A Midsummer Night’s Dream is one of Shakespeare’s most popular comedies, and Bottom one of his most memorable creations. When rehearsing in the woods, Bottom’s head is magically transformed into that of an ass by the knavish sprite Puck. Visual effects have a much stronger impact on the stage than on the page. The hilarity of seeing an actor alter their whole being to convey this metamorphosis can only really ever be fully appreciated in performance, but readers will appreciate that Bottom’s experience of life has been overturned, and for a brief moment he gets to feel life as someone other than himself. This technique is repeated in some of Shakespeare’s other comedies where disguise allows characters to alter their identity: Rosalind in As You Like It and Viola in Twelfth Night both cross-dress as young men; and in The Comedy of Errors two sets of twins are mistaken for one another to great comic effect.

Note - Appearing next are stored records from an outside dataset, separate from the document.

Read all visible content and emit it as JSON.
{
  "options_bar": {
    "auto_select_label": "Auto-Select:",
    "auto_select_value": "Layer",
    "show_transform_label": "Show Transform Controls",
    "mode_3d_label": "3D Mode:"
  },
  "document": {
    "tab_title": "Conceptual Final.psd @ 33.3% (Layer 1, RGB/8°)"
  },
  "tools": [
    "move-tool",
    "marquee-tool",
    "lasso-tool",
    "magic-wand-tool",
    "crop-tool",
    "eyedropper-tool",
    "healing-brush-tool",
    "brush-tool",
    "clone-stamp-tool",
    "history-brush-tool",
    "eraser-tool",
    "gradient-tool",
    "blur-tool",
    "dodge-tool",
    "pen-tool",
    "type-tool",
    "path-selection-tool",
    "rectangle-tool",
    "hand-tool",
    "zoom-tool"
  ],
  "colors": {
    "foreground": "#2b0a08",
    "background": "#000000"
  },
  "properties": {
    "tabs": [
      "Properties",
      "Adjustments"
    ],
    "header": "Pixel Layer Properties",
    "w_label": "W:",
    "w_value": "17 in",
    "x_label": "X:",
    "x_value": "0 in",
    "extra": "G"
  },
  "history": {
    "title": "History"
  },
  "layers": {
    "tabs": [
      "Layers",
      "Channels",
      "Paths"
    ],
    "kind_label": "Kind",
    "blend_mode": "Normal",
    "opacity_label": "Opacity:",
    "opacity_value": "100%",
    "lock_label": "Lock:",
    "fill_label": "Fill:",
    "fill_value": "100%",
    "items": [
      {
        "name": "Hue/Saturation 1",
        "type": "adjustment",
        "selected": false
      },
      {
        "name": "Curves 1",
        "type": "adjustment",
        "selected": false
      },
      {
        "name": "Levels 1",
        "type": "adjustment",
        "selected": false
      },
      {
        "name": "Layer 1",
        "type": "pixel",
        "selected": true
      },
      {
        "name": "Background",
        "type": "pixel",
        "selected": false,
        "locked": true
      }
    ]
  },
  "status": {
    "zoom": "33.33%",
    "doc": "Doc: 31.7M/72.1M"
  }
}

The enchanted Bottom the weaver, of A Midsummer Night’s Dream, whose head has been replaced with that of an ass, becomes desirable to Titania, who is under the spell of a love potion.
Perils of power
Shakespeare’s history plays are filled with duplicitous characters. In Richard III, Richard of Gloucester disguises his intentions to murder his way to the throne and becomes arguably Shakespeare’s greatest villain. Set apart by his misshapen body, the hunchback Richard is forcefully charismatic from his first soliloquy, which opens the play. He informs the audience that he is “determined to prove a villain”, and proclaims that he is “subtle, false, and treacherous”. The soliloquies, as well as the symbolism of his deformity, cast Richard as the vice figure of the drama: audiences love to hate him. And yet, as is the case in all of Shakespeare’s history plays from Richard II to Henry VI, power is shown to be fragile. Shakespeare notes in Henry IV Part 2, “Uneasy lies the head that wears a crown”: those in power are never free from danger. This is a lesson that Richard III learns to his surprise. Having murdered his way to the throne he has to continue killing until he feels that all threats to his crown have been wiped out.
Works for the ages
The First Folio stretches to over 900 pages, contains 36 plays, and features the best-known portrait of Shakespeare on its title page, but it does not include Pericles or The Two Noble Kinsmen, which can be found in most copies of Shakespeare’s complete works today. The Tempest, Cymbeline, and The Winter’s Tale are often referred to as romances in modern editions, while Coriolanus, Julius Caesar, and Antony and Cleopatra are sometimes spoken of today as his “Roman plays”.
Shakespeare’s works have burst beyond the generic confines in which they were first published, but it is thanks to the First Folio that Shakespeare’s works have survived at all.
The authorship debate
Various conspiracy theories have circulated since the late 18th century claiming that William Shakespeare of Stratford-upon-Avon was not the author behind the works published in the First Folio.
There is a long catalogue of alternative candidates, and it continues to grow. The list includes figures such as Sir Francis Bacon, Christopher Marlowe, Edward de Vere, and even Queen Elizabeth I, all of whom died a decade before Shakespeare’s last plays were staged or published. How could the Elizabethan playwright Christopher Marlowe have written the plays when he was murdered in 1593? One story goes that Christopher Marlowe did not really die in a tavern brawl in 1593, but went into hiding and continued to supply the public theatres with plays under the pseudonym “William Shakespeare”. The arguments for the other contenders are equally improbable.
See also: Oedipus the King • Metamorphoses • The Canterbury Tales • Doctor Faustus • Moby-Dick • Ulysses